In 2007 Miles returned with the Cardinals playing shortstop and 2nd base and his numbers improved a bit to .290/.328/.348.
For the 2008 season, Miles’ numbers got even better at .317/.355/.398.
Miles was granted free agency in December 2008 and signed with the Chicago Cubs. There his numbers faltered drastically from April through June (.203/.240/.260) when Miles was placed on the Disabled List for an elbow injury. Miles returned in August and posted horrible numbers of .118/.167/.176 from that point until the season’s end.
Miles bounced around a few places during that offseason. In December 2009 the Cubs traded him to Oakland who then traded him to Cincinnati in February 2010. Miles was released by the Reds April 14th and picked up by the Cardinals on April 27th where he was assigned to the AA Springfield Cardinals before joining the big club in June.
What Has He Done for us Lately?
So the question remains, what does Tony La Russa see in Aaron Miles? We can look at his clutch hitting, his pinch hitting or his split stats, but the proof of Tony’s faith in Aaron Miles may be nothing more than managerial intuition.
Since returning to the field in a Cardinals uniform on June 1st 2010, Miles has a solid .312 batting average, a mediocre .333 on-base percentage and a slight .355 slugging percentage. Only Albert Pujols, Jon Jay and newcomer Pedro Feliz (*small sample size alert) are hitting for a higher Cardinal batting average so far this season. Timely hitting has been a rally cry for the Miles camp, but with a struggling, inconsistent Cardinals offense this year, timely hitting may not translate to additional ticks on the scoreboard.

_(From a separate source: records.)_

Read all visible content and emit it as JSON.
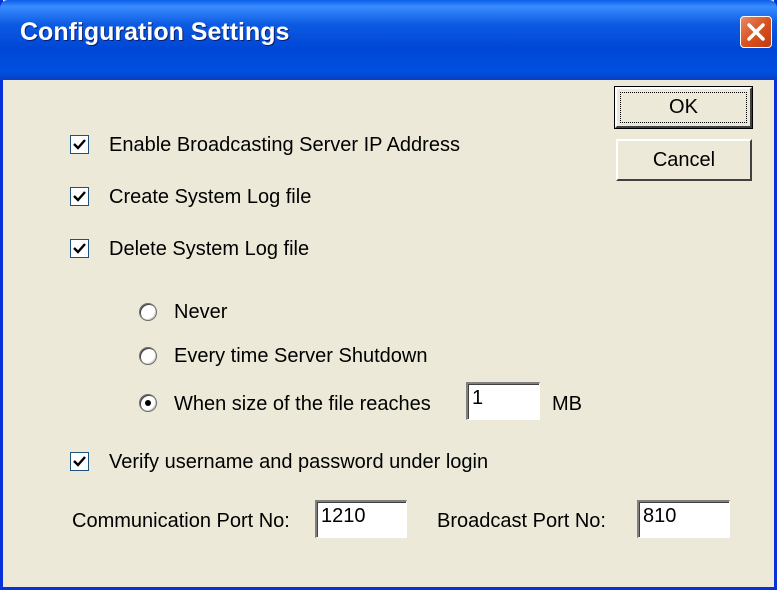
{
  "window": {
    "title": "Configuration Settings"
  },
  "buttons": {
    "ok": "OK",
    "cancel": "Cancel"
  },
  "checkboxes": {
    "broadcast": {
      "label": "Enable Broadcasting Server IP Address",
      "checked": true
    },
    "create_log": {
      "label": "Create System Log file",
      "checked": true
    },
    "delete_log": {
      "label": "Delete System Log file",
      "checked": true
    },
    "verify": {
      "label": "Verify username and password under login",
      "checked": true
    }
  },
  "delete_options": {
    "never": {
      "label": "Never",
      "selected": false
    },
    "shutdown": {
      "label": "Every time Server Shutdown",
      "selected": false
    },
    "size": {
      "label": "When size of the file reaches",
      "selected": true,
      "value": "1",
      "unit": "MB"
    }
  },
  "ports": {
    "communication_label": "Communication Port No:",
    "communication_value": "1210",
    "broadcast_label": "Broadcast Port No:",
    "broadcast_value": "810"
  },
  "colors": {
    "titlebar": "#0047d6",
    "dialog_bg": "#ece9d8",
    "close_button": "#d9531e"
  }
}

Does Aaron Miles bring some “heart” to this team? Personality and spirit may be among those immeasurable benefits to the team. We may wonder, but face it – we will never truly know how Miles’ teammates value his role in the clubhouse. Afterall, I expect the boys are too busy playing baseball to worry about a popularity contest.
Rethinking his Role:
However, considering the makeup of the 2010 Cardinals, it may be easier to appreciate Aaron Miles in the big picture. In the difficult role of infield sub and pinch hitter, Miles’ batting average has been remarkably consistent for the last two months. That fill-in position may not earn legions of fans, especially when the hits are not memorable homeruns or extra base knocks, but Miles’ pleasant willingness to check his ego at the door and step in to help the team in a secondary role may be the very reason why he has earned the respect and admiration of the Cardinals manager.
Baseball is a sport with statistics for every single event that occurs on the field, but admittedly not all qualities can be crunched into a number. So, while some of us may fail to see the utter fascination with Aaron Miles, we must admit he should hardly be characterized a disappointment.
And even though that game announcer sent me off on a tangent only to find that his ‘facts’ were instead fictional fodder, my trip through the Aaron Miles history may have done some good. Afterall, the way I see it now -if Miles can keep plugging along at this season’s pace with the magic of Tony’s blessing and the miracle of a resurging team offense – Cardinal Nation may quit complaining and start cheering Aaron Miles for his extraordinary effort in the not-so-glorious role of scrappy super-sub.